When responding, copy every record below exactly as it appears.

*** GIVEN RECORDS ***

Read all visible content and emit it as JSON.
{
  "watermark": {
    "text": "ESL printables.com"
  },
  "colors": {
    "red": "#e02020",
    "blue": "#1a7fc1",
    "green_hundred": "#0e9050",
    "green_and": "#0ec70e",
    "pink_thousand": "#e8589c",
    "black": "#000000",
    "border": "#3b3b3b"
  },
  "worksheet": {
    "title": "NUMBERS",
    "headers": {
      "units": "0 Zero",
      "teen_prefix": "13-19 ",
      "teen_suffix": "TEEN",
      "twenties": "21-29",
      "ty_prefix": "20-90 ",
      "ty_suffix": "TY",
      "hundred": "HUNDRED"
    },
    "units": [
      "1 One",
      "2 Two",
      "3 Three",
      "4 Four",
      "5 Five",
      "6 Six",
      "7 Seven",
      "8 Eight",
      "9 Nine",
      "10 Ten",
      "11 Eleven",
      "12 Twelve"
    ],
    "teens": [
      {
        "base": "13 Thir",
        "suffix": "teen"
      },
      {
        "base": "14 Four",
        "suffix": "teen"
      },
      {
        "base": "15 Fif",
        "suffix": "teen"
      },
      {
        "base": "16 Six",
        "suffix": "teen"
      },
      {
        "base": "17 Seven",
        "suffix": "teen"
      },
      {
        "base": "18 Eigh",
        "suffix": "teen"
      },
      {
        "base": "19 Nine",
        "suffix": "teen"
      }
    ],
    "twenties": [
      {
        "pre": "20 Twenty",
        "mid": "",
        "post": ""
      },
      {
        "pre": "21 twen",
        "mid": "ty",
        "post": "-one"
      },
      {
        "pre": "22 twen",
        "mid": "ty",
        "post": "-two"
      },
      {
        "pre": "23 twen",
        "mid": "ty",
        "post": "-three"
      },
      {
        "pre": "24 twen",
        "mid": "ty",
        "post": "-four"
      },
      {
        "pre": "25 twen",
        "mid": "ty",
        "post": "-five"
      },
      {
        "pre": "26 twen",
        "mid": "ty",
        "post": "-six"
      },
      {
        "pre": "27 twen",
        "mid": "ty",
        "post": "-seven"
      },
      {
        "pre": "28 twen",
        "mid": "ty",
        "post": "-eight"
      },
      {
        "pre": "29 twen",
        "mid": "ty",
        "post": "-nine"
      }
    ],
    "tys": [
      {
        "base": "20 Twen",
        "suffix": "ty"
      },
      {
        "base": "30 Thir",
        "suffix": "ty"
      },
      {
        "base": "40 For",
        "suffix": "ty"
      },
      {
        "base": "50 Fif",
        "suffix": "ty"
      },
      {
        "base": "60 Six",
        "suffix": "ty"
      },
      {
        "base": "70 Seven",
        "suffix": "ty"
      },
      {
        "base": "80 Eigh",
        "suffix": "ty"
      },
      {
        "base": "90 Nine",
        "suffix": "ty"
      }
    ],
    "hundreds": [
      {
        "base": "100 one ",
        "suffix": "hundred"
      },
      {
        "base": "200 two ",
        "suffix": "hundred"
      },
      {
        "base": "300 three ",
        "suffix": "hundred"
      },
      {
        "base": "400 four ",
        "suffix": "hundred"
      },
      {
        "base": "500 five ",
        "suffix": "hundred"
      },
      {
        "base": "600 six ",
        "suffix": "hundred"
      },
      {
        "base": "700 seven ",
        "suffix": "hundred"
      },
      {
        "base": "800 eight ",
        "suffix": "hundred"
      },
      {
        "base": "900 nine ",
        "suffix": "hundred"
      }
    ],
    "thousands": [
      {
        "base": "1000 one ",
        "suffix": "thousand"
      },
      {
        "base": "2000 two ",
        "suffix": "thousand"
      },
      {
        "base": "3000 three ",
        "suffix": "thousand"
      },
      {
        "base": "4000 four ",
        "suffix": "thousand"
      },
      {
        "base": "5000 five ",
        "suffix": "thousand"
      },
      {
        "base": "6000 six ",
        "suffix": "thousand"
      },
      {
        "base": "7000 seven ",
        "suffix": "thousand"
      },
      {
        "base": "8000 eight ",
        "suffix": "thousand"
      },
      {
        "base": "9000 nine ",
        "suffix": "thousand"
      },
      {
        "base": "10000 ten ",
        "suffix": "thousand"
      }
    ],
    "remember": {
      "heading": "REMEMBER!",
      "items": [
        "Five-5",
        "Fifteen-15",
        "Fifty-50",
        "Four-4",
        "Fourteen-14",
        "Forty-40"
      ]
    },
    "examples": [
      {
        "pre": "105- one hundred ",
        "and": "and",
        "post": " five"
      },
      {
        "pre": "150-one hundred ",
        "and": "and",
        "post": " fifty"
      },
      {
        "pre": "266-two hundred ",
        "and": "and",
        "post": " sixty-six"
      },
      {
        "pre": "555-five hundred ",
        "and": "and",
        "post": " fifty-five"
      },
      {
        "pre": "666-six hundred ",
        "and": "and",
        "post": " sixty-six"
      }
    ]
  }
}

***

**WRITTEN SOLUTION**
Read all visible content and emit it as JSON.
{
  "watermark": {
    "text": "ESL printables.com"
  },
  "colors": {
    "red": "#e02020",
    "blue": "#1a7fc1",
    "green_hundred": "#0e9050",
    "green_and": "#0ec70e",
    "pink_thousand": "#e8589c",
    "black": "#000000",
    "border": "#3b3b3b"
  },
  "worksheet": {
    "title": "NUMBERS",
    "headers": {
      "units": "0 Zero",
      "teen_prefix": "13-19 ",
      "teen_suffix": "TEEN",
      "twenties": "21-29",
      "ty_prefix": "20-90 ",
      "ty_suffix": "TY",
      "hundred": "HUNDRED"
    },
    "units": [
      "1 One",
      "2 Two",
      "3 Three",
      "4 Four",
      "5 Five",
      "6 Six",
      "7 Seven",
      "8 Eight",
      "9 Nine",
      "10 Ten",
      "11 Eleven",
      "12 Twelve"
    ],
    "teens": [
      {
        "base": "13 Thir",
        "suffix": "teen"
      },
      {
        "base": "14 Four",
        "suffix": "teen"
      },
      {
        "base": "15 Fif",
        "suffix": "teen"
      },
      {
        "base": "16 Six",
        "suffix": "teen"
      },
      {
        "base": "17 Seven",
        "suffix": "teen"
      },
      {
        "base": "18 Eigh",
        "suffix": "teen"
      },
      {
        "base": "19 Nine",
        "suffix": "teen"
      }
    ],
    "twenties": [
      {
        "pre": "20 Twenty",
        "mid": "",
        "post": ""
      },
      {
        "pre": "21 twen",
        "mid": "ty",
        "post": "-one"
      },
      {
        "pre": "22 twen",
        "mid": "ty",
        "post": "-two"
      },
      {
        "pre": "23 twen",
        "mid": "ty",
        "post": "-three"
      },
      {
        "pre": "24 twen",
        "mid": "ty",
        "post": "-four"
      },
      {
        "pre": "25 twen",
        "mid": "ty",
        "post": "-five"
      },
      {
        "pre": "26 twen",
        "mid": "ty",
        "post": "-six"
      },
      {
        "pre": "27 twen",
        "mid": "ty",
        "post": "-seven"
      },
      {
        "pre": "28 twen",
        "mid": "ty",
        "post": "-eight"
      },
      {
        "pre": "29 twen",
        "mid": "ty",
        "post": "-nine"
      }
    ],
    "tys": [
      {
        "base": "20 Twen",
        "suffix": "ty"
      },
      {
        "base": "30 Thir",
        "suffix": "ty"
      },
      {
        "base": "40 For",
        "suffix": "ty"
      },
      {
        "base": "50 Fif",
        "suffix": "ty"
      },
      {
        "base": "60 Six",
        "suffix": "ty"
      },
      {
        "base": "70 Seven",
        "suffix": "ty"
      },
      {
        "base": "80 Eigh",
        "suffix": "ty"
      },
      {
        "base": "90 Nine",
        "suffix": "ty"
      }
    ],
    "hundreds": [
      {
        "base": "100 one ",
        "suffix": "hundred"
      },
      {
        "base": "200 two ",
        "suffix": "hundred"
      },
      {
        "base": "300 three ",
        "suffix": "hundred"
      },
      {
        "base": "400 four ",
        "suffix": "hundred"
      },
      {
        "base": "500 five ",
        "suffix": "hundred"
      },
      {
        "base": "600 six ",
        "suffix": "hundred"
      },
      {
        "base": "700 seven ",
        "suffix": "hundred"
      },
      {
        "base": "800 eight ",
        "suffix": "hundred"
      },
      {
        "base": "900 nine ",
        "suffix": "hundred"
      }
    ],
    "thousands": [
      {
        "base": "1000 one ",
        "suffix": "thousand"
      },
      {
        "base": "2000 two ",
        "suffix": "thousand"
      },
      {
        "base": "3000 three ",
        "suffix": "thousand"
      },
      {
        "base": "4000 four ",
        "suffix": "thousand"
      },
      {
        "base": "5000 five ",
        "suffix": "thousand"
      },
      {
        "base": "6000 six ",
        "suffix": "thousand"
      },
      {
        "base": "7000 seven ",
        "suffix": "thousand"
      },
      {
        "base": "8000 eight ",
        "suffix": "thousand"
      },
      {
        "base": "9000 nine ",
        "suffix": "thousand"
      },
      {
        "base": "10000 ten ",
        "suffix": "thousand"
      }
    ],
    "remember": {
      "heading": "REMEMBER!",
      "items": [
        "Five-5",
        "Fifteen-15",
        "Fifty-50",
        "Four-4",
        "Fourteen-14",
        "Forty-40"
      ]
    },
    "examples": [
      {
        "pre": "105- one hundred ",
        "and": "and",
        "post": " five"
      },
      {
        "pre": "150-one hundred ",
        "and": "and",
        "post": " fifty"
      },
      {
        "pre": "266-two hundred ",
        "and": "and",
        "post": " sixty-six"
      },
      {
        "pre": "555-five hundred ",
        "and": "and",
        "post": " fifty-five"
      },
      {
        "pre": "666-six hundred ",
        "and": "and",
        "post": " sixty-six"
      }
    ]
  }
}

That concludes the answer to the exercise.